ACTIVITY: Print the data that follows, exactly and completely.

Records from a data collection
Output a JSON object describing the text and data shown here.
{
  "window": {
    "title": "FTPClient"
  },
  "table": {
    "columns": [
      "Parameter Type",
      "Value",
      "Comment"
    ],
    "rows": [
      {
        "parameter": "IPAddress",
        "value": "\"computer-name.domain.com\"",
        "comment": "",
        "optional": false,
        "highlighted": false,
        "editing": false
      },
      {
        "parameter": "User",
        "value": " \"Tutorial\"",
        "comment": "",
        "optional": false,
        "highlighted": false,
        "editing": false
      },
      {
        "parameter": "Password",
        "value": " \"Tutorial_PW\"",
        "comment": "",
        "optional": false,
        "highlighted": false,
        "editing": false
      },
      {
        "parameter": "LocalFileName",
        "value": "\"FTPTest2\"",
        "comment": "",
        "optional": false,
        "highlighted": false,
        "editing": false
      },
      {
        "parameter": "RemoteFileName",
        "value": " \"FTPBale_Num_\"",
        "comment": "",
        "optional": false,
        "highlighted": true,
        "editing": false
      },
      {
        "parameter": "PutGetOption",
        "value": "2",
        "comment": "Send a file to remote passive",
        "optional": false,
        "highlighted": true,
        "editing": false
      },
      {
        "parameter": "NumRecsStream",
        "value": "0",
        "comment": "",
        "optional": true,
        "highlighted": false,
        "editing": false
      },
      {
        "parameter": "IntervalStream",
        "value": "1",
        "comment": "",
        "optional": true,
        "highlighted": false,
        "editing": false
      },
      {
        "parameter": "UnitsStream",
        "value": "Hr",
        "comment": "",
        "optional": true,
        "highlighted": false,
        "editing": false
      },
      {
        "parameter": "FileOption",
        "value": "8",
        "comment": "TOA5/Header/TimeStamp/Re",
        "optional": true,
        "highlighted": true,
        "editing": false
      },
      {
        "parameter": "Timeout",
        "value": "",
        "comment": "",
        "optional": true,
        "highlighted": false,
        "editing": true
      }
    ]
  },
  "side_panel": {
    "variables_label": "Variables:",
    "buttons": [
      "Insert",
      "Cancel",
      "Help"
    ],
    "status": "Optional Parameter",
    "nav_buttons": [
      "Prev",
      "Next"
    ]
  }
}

RESULT:
Output a JSON object describing the text and data shown here.
{
  "window": {
    "title": "FTPClient"
  },
  "table": {
    "columns": [
      "Parameter Type",
      "Value",
      "Comment"
    ],
    "rows": [
      {
        "parameter": "IPAddress",
        "value": "\"computer-name.domain.com\"",
        "comment": "",
        "optional": false,
        "highlighted": false,
        "editing": false
      },
      {
        "parameter": "User",
        "value": " \"Tutorial\"",
        "comment": "",
        "optional": false,
        "highlighted": false,
        "editing": false
      },
      {
        "parameter": "Password",
        "value": " \"Tutorial_PW\"",
        "comment": "",
        "optional": false,
        "highlighted": false,
        "editing": false
      },
      {
        "parameter": "LocalFileName",
        "value": "\"FTPTest2\"",
        "comment": "",
        "optional": false,
        "highlighted": false,
        "editing": false
      },
      {
        "parameter": "RemoteFileName",
        "value": " \"FTPBale_Num_\"",
        "comment": "",
        "optional": false,
        "highlighted": true,
        "editing": false
      },
      {
        "parameter": "PutGetOption",
        "value": "2",
        "comment": "Send a file to remote passive",
        "optional": false,
        "highlighted": true,
        "editing": false
      },
      {
        "parameter": "NumRecsStream",
        "value": "0",
        "comment": "",
        "optional": true,
        "highlighted": false,
        "editing": false
      },
      {
        "parameter": "IntervalStream",
        "value": "1",
        "comment": "",
        "optional": true,
        "highlighted": false,
        "editing": false
      },
      {
        "parameter": "UnitsStream",
        "value": "Hr",
        "comment": "",
        "optional": true,
        "highlighted": false,
        "editing": false
      },
      {
        "parameter": "FileOption",
        "value": "8",
        "comment": "TOA5/Header/TimeStamp/Re",
        "optional": true,
        "highlighted": true,
        "editing": false
      },
      {
        "parameter": "Timeout",
        "value": "",
        "comment": "",
        "optional": true,
        "highlighted": false,
        "editing": true
      }
    ]
  },
  "side_panel": {
    "variables_label": "Variables:",
    "buttons": [
      "Insert",
      "Cancel",
      "Help"
    ],
    "status": "Optional Parameter",
    "nav_buttons": [
      "Prev",
      "Next"
    ]
  }
}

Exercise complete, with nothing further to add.